The government, however, said the claims were "dreams and illusions." Its media mouthpieces have since been full of accounts of the president's visit to a mosque to celebrate today's festival of Eid, throughout which, they assure, he remained very much alive. Even so, rebels insisted, what may just have been the closest shave Assad has had in more than two devastating years of civil war is bound to have "rattled" a president who still insists he's entitled to stay.

Grounded in Nairobi. Flights are gradually resuming at Kenya's Nairobi airport, the day after a massive fire closed the entire transport hub down. Domestic and cargo flights were given the go-ahead yesterday and the first international flights began landing this morning, even as salvage crews picked through the charred debris.

Officials say a domestic terminal will be used as a makeshift international one to allow the regional and long-haul air traffic that makes the airport one of Africa's biggest transport hubs to keep moving. But it will be only a fraction of its usual service — and meanwhile the thousands of passengers, airlines and businesses who depend on the airport will find themselves facing severe disruption. Here's how a four-hour blaze could do long-lasting damage to Kenya's economy


Myanmar remembers. Today the country are looking back to the time when it was Burma, when its government was a military junta, and when opposing it could cost you your freedom, or even your life. It's the 25th anniversary of the darkest day in the 1988 pro-democracy uprising that would leave more than 3,000 dead — and this year, for the first time, partipants are commemorating it openly in Yangon. 

Even as activists marched through the former capital, police ordered them to stop, and photographed their faces when they refused. Aung San Suu Kyi, who cut her teeth in the 1988 protests and a quarter-century later leads the opposition in parliament, is due to speak at a memorial ceremony later today.
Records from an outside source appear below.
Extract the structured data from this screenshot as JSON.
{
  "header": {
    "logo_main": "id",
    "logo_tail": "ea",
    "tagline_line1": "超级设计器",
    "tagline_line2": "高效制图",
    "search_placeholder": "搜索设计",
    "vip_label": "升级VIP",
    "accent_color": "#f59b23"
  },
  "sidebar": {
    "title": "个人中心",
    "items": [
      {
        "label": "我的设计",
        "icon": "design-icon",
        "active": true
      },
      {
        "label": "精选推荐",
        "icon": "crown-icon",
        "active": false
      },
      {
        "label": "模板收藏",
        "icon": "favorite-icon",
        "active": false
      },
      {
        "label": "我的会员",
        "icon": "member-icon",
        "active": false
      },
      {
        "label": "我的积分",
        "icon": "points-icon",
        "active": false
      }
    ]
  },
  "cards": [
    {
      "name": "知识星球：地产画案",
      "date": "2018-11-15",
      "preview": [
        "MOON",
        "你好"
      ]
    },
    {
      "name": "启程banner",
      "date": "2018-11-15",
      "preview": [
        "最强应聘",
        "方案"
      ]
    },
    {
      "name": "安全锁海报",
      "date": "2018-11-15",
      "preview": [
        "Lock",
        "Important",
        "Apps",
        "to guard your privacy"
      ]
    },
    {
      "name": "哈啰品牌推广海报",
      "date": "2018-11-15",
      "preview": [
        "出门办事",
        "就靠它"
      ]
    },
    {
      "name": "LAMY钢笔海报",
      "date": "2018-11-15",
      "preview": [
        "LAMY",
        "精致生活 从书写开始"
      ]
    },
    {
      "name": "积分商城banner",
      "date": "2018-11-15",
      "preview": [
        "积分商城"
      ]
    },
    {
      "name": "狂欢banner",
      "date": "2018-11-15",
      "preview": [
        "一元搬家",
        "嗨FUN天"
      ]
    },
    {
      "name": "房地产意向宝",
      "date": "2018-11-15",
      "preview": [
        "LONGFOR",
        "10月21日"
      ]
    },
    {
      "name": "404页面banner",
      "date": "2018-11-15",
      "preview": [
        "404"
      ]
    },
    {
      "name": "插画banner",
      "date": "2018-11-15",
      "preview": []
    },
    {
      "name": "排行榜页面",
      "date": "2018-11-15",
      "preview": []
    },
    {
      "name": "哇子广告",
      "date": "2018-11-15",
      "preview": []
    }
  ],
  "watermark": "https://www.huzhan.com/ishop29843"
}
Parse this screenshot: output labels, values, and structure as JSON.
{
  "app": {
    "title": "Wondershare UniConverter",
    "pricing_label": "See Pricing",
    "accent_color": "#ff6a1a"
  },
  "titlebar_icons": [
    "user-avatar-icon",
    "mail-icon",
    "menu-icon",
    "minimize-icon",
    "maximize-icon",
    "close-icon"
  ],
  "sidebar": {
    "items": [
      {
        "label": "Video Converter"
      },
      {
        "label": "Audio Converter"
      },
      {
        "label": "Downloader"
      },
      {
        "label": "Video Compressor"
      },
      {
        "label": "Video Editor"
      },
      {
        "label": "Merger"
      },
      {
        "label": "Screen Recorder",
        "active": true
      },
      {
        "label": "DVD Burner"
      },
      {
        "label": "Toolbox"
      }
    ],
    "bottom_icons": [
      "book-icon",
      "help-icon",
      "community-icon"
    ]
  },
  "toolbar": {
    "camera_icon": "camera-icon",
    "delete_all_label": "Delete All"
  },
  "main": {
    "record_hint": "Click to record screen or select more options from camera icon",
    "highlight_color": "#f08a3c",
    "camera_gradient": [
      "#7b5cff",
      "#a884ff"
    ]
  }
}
We've come far, she can say with no exaggeration, but not all the way.

Too much rap will kill you. At least in Brazil: last month, 20-year-old MC Daleste became the seventh hip-hop artist to be murdered in Sao Paulo in the past three years. All the killings remain unsolved — and civil police investigators haven't ruled out a connection to death squads that crime experts say enlist rogue military police.

Could it be that rappers' hard-hitting lyrics about the crime, corruption and injustice of the favelas that made them is a tune the authorities don't want to hear — or be heard? GlobalPost investigates who's killing Brazil's MCs.


Oh, snip! Hirsute Venezuelans, invest in a heavy-duty hat: thieves are after your hair. Dubbed "piranhas," they've been stalking the streets with scissors, ready to lop off an unsuspecting ponytail and sell it to beauty parlors where it'll end up woven onto someone else's head. 

Lesser-locked lovelies will pay big bucks for several inches of high-quality hair, which is what makes snipping it off passers-by such a lucrative trade for these bandits. It's a pretty canny business model, if you think about it: every lady shorn is another customer for extensions.